Duart Castle, Isle of Mull
~ History ~
1200's - The MacDougalls build a courtyard stronghold at Duart.
1366 - Lachlan MacLean takes possession of Duart through marriage and commences the building of a powerful tower house inside the existing walls.
1498 - The extensive possessions of the MacLeans of Duart are made into a barony for a later Lachlan Maclean by King James IV.
1568 - Hector Mor, builder of the two storey range against the SE curtain walls dies.
1580's - Hector's grandson Sir Lachlan continues the development of the stronghold and in particular its domestic buildings by adding a further NE range joining his grandfathers range with the tower house.
1640's - Whilst Sir Lachlan MacLean is away supporting Montrose's campaign, the Campbells invade Mull and besiege Duart Castle. The stronghold withstands the siege until General Leslie arrives with his army.
1653 - The castle is surrendered without a fight to Colonel Cobbett and is garrisoned for Cromwell.
1674 - Despite being impoverished by the recent wars, Sir Allan MacLean completes the remodelling of the NE range shortly before his death. The estates are lost to Archibald, 9th Earl of Argyll, upon his death despite a show of armed resistance by some of the younger MacLeans.
1680's - The MacLeans recover their castle.
1692 - Sir John's resistance against the powerful Campbell's ends with his exile to France.
1745 - The castle is garrisoned by Hanovarian troops during the years of rebellion.
1748 - A survey reports that for £1,500 worth of repairs the castle can provide barracks for a peace-keeping force of 150 men.
The castle is later sold by the 6th Duke of Argyll and passes to Colonel Campbell of Possil.
1875 - Duart castle is again sold but just 36 years later Fitzroy Maclean, 10th Baronet of Duart, acquires it back and commences restoration of his clan's principle seat and stronghold.
~ Clan chieftan murder & the marooned wife ~
1520's ~ Lachlan Cattanach MacLean of Duart Castle, tiring of his Campbell wife, decides to maroon her on a tidal rock to die. However, before the tide can claim his wife's life and cover his deed, she is spotted by fishermen.
Upon clambering onto the fishermen's boat she makes it known to them she is the sister of the powerful Campbell Earl of Argyll.
Lachlan later sends a note to his brother-in-law wife the sad news that his wife, and the Earl's sister, had been drowned in a tragic accident.
The furious Earl writes back that his sister's body has been found and invites Lachan MacLean to come with a coffin so that she can be buried.
Lachlan duly arrives with a coffin but at the funeral feast finds his wife acting as hostess. The furious Campbell's having made their point allow the Maclean's to leave. However, another Campbell brother later catches up with Lachlan when in Edinburgh, stabbing him to death whilst he sleeps in his bed.

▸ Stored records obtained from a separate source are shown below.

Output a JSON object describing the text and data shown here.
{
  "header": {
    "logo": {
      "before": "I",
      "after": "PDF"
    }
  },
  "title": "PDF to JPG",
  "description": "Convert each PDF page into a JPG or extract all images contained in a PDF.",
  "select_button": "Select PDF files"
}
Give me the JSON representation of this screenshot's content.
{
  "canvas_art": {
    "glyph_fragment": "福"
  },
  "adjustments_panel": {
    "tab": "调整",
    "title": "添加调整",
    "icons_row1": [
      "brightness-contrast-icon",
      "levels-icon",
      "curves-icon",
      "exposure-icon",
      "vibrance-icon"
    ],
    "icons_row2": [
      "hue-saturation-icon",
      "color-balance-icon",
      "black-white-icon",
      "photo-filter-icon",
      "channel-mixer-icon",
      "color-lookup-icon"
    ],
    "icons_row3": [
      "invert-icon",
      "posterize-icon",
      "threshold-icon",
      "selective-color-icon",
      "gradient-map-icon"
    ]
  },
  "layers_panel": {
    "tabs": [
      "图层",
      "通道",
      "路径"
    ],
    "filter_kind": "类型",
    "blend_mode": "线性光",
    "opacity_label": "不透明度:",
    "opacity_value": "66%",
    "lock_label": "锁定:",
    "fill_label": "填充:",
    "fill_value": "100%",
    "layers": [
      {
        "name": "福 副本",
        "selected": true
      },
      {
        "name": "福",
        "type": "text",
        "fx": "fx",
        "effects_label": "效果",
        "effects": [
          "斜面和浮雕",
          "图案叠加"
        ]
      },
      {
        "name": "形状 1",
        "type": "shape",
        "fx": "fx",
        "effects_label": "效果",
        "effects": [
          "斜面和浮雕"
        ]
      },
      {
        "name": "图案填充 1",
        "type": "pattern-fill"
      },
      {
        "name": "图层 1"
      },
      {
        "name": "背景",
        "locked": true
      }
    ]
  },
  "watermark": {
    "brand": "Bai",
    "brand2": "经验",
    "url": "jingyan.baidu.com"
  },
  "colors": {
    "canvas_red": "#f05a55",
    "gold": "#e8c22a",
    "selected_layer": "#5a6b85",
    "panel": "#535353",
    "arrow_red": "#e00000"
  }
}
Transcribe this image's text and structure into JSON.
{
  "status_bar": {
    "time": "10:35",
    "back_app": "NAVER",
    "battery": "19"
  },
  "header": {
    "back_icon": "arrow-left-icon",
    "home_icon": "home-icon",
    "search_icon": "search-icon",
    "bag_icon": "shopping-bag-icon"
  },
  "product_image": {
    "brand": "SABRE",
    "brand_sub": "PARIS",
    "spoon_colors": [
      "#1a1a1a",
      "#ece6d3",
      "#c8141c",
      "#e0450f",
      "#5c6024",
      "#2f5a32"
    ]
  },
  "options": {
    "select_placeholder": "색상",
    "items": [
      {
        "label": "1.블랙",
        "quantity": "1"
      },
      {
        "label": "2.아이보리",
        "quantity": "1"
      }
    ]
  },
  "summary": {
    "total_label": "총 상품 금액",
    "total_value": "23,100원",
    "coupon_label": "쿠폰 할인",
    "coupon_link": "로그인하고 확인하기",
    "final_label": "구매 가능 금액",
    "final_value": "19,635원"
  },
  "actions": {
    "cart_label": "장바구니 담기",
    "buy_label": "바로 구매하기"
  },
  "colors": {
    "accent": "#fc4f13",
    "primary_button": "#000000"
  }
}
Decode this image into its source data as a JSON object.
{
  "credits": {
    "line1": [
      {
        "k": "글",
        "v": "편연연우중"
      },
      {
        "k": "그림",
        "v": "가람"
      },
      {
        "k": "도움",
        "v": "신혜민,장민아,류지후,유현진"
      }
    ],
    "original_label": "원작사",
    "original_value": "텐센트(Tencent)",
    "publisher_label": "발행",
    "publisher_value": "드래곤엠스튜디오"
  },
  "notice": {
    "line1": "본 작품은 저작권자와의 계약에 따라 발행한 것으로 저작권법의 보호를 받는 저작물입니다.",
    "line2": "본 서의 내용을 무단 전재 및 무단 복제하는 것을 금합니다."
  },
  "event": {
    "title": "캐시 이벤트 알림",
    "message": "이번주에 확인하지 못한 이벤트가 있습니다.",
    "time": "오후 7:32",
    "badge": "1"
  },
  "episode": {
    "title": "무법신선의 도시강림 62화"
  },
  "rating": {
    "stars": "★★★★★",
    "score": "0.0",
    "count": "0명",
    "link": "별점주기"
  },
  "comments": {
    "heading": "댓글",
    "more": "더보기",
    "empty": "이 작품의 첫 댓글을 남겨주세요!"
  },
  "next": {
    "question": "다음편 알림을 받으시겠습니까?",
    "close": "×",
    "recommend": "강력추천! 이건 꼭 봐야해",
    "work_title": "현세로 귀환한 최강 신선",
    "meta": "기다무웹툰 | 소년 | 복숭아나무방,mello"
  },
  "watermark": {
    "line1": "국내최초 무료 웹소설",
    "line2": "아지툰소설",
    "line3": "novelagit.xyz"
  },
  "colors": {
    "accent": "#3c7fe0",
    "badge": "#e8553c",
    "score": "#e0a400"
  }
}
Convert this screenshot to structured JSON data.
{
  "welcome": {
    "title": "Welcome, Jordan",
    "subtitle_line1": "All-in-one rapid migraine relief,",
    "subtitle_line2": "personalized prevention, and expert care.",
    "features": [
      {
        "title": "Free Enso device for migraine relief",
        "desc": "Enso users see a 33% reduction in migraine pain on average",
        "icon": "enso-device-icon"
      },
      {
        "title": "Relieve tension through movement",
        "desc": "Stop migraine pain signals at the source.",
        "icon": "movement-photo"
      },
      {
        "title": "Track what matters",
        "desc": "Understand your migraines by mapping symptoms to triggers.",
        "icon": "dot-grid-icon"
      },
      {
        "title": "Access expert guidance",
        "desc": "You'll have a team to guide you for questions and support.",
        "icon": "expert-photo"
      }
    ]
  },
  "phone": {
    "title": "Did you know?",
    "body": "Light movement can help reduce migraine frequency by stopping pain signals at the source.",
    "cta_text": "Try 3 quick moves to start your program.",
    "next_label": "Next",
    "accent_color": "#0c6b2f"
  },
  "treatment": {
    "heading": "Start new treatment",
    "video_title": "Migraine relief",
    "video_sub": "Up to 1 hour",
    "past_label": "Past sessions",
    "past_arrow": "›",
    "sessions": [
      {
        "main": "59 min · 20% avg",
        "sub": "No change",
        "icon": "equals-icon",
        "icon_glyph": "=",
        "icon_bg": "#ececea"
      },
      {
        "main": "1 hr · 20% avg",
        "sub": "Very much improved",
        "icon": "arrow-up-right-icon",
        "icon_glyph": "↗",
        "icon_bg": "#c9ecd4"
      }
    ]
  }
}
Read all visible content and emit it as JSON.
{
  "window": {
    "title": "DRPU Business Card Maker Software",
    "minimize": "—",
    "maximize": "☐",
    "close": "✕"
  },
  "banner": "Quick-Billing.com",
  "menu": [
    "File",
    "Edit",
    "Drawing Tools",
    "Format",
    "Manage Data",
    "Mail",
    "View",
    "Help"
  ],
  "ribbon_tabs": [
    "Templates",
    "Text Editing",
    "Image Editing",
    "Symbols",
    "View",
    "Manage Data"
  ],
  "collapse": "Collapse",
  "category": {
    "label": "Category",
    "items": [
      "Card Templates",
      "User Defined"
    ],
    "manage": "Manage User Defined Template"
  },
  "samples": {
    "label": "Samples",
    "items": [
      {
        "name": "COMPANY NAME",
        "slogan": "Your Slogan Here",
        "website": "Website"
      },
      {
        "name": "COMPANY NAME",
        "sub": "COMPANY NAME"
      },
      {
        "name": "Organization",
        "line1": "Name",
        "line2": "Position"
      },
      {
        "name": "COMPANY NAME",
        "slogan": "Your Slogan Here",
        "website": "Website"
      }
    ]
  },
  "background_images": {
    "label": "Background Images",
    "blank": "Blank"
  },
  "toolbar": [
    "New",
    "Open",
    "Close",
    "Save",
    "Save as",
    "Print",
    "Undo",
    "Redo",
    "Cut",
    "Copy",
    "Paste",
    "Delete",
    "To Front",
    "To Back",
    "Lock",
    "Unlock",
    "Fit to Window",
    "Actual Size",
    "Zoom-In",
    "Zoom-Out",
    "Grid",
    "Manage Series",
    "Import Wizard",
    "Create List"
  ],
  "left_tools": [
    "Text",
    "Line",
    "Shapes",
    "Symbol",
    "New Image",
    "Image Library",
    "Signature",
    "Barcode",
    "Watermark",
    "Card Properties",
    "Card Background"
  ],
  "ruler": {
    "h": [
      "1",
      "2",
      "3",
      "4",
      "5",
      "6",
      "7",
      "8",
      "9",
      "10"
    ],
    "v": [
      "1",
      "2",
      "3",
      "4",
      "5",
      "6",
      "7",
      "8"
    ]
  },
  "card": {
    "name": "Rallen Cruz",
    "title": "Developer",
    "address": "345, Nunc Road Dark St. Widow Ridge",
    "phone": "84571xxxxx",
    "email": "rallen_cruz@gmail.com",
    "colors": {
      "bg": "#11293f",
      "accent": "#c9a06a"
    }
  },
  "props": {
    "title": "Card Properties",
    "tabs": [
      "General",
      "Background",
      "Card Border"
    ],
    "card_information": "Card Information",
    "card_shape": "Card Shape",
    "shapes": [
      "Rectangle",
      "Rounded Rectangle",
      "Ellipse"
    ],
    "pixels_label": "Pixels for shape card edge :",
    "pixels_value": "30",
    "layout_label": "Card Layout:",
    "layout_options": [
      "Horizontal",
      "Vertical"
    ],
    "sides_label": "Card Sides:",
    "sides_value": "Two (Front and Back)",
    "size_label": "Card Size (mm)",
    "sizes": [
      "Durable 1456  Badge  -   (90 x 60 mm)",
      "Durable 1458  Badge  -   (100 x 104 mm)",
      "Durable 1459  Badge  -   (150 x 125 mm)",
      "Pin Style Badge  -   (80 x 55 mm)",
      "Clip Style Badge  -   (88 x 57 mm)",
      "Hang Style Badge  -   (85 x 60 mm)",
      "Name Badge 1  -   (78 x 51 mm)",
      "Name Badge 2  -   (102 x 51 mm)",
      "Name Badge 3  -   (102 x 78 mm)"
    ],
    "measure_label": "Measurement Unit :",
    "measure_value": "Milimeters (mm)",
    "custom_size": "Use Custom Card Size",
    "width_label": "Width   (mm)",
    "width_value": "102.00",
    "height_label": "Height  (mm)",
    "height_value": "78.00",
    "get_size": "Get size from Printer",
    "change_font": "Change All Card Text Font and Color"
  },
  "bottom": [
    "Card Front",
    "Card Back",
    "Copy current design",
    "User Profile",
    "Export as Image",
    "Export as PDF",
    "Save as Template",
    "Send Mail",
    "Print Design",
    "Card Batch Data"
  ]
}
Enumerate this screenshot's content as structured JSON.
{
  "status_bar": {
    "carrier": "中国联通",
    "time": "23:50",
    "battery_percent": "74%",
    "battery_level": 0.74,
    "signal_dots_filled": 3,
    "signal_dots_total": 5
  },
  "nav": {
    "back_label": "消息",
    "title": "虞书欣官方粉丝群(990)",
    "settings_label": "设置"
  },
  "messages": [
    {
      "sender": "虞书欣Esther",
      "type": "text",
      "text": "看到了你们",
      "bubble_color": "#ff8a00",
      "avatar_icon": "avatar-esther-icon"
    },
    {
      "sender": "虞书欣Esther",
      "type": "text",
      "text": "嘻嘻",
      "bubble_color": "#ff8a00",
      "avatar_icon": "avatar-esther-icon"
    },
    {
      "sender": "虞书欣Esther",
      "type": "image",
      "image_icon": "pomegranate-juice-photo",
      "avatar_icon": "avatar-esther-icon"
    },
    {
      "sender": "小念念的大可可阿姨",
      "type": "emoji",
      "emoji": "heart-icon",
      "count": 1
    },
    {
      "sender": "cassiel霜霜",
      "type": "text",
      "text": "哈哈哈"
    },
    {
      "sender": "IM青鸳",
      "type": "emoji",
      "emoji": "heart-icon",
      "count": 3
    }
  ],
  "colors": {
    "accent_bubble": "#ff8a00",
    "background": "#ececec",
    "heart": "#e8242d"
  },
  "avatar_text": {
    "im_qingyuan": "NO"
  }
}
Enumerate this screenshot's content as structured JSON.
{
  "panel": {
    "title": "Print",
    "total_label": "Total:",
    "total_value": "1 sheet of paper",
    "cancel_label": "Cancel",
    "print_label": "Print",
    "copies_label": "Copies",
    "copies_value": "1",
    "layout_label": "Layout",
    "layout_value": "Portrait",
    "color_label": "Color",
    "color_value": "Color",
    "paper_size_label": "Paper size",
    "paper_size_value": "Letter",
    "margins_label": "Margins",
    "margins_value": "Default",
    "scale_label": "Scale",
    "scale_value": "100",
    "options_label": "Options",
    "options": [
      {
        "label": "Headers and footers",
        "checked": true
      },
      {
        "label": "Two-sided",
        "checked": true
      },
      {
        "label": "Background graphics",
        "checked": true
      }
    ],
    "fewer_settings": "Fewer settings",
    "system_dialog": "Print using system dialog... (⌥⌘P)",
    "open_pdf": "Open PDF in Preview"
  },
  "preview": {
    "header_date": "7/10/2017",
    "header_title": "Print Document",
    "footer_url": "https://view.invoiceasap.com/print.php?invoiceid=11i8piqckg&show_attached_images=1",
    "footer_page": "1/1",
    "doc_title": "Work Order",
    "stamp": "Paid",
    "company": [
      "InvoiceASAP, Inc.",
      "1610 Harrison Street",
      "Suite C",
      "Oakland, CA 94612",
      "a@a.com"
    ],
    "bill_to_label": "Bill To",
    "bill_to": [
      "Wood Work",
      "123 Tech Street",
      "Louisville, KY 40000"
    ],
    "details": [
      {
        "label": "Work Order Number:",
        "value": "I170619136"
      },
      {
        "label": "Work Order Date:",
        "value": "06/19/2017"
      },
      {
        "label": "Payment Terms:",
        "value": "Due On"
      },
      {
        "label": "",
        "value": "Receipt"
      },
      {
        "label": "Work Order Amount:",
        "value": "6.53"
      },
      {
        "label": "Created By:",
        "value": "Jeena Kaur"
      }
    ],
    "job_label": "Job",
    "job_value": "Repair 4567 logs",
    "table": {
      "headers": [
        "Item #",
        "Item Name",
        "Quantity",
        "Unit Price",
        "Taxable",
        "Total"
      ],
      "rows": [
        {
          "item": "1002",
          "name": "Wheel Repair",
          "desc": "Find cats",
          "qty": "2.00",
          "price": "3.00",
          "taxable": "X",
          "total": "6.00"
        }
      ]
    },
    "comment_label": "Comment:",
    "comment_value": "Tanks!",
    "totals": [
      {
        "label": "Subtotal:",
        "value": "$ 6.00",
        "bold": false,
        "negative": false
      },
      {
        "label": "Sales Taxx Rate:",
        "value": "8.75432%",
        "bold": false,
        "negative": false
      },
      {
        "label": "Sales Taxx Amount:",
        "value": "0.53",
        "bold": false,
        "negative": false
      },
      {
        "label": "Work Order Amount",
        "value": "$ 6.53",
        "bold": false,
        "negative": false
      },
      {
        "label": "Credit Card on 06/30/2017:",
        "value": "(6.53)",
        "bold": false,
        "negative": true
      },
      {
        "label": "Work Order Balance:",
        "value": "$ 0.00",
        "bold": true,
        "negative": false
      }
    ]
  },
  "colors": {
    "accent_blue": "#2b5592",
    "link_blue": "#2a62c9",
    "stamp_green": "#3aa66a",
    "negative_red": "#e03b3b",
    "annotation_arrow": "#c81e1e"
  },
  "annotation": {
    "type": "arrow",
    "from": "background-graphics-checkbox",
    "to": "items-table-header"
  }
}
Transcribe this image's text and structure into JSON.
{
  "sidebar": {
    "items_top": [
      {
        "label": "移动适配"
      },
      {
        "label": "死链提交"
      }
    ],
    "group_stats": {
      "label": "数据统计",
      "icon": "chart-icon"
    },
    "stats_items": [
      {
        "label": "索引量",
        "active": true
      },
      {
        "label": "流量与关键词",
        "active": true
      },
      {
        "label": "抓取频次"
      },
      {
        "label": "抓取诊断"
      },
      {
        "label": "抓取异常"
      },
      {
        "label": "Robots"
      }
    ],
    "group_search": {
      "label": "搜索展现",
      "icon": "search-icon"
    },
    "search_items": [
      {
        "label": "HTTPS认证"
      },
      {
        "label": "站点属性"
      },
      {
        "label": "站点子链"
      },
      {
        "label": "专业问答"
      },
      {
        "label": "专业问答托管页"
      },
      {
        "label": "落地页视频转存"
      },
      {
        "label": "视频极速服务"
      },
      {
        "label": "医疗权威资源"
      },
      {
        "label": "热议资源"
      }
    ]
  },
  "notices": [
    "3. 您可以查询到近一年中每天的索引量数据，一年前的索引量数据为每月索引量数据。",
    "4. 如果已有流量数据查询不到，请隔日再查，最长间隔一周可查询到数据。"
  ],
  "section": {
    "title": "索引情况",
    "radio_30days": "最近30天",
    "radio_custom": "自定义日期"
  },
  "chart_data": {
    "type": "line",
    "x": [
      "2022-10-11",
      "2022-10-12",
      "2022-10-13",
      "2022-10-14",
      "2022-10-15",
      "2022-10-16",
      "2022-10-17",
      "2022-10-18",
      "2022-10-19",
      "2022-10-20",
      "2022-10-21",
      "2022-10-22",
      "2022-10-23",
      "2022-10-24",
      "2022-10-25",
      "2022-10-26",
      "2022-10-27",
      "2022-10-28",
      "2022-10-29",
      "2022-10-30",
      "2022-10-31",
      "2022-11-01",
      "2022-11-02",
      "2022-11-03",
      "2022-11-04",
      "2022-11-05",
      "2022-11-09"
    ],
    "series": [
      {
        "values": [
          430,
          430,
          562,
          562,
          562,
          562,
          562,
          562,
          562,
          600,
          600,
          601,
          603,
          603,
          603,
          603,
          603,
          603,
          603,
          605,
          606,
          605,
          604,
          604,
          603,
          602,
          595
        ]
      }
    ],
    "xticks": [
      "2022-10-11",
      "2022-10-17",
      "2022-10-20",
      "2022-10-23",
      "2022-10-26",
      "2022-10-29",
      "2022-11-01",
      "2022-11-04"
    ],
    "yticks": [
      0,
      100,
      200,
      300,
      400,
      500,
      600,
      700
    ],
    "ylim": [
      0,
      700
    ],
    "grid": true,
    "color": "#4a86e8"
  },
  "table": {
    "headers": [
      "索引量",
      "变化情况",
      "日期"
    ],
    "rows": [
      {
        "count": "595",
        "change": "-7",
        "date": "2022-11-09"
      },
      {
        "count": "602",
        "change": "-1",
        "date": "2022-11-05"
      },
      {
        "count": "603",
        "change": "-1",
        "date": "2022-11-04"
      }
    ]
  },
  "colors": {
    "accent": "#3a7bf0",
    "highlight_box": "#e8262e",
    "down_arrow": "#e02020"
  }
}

~ Clan treachory & the marooned Clan chieftain ~
1550's ~ Hector Mor of Duart Castle, chief of Clan Maclean, supports his kinsman Ian the Toothless, chief of clan Maclaine, in his fight against Ian's own son Ewan of the Little head, to take over the Maclaine power from his father.
In the violent quarrel Ewan loses his head to a Maclean sword.
However, this does not bring the hostilities to an end, as Hector Maclean turns on Ewan's father, Ian the Toothless who is captured and taken to the unhinhabited Treshnish Isle of Caimburgh. There he is marooned with only an old and ugly female servant as a companion. Hector's intention is that there would be no further heirs to complicate Maclean-Maclaine dynasty, for Ewan is Ian's only son and heir.
Only when Ian had died does Hector allow the woman to be rescued and be set free. Unknown to Hector the woman had given birth to a baby boy who she manages to smuggle to safety and keep the birth a secret.
In secret in Ireland Murdoch the Stunted grows up and eventually comes to the Isle of Mull and there wins his father's land of Lochbuie from Hector Mor's son.
W of Oben
After his marriage in 1366 to Mary, daughter of John of Islay, Lachlan MacLean took possession of extensive estates on Mull and added a massive tower house on the NW side of a court built by the MacDougalls a century earlier. The large court is surrounded by walls over seven feet thick in places. The tower itself is over sixty feet high with walls up to 12 feet thick at its base. In the 15th century Duart Castle became the principle seat of the MacLean's.
As you sail from Oban across to Mull it is Duart Castle that appears out of the mist like some ancient sentinel, dramatic and spectacular.
Access to the castle is very easy from the car park and there is so much to see inside of real interest. We were fortunate to be shown round the castle by a direct descendant of the MacLean's and so was able to talk about his family history and home with so much knowledge and interest.
Visiting Duart Castle is an absolute must and real highlight to any castle exploring in the Highlands.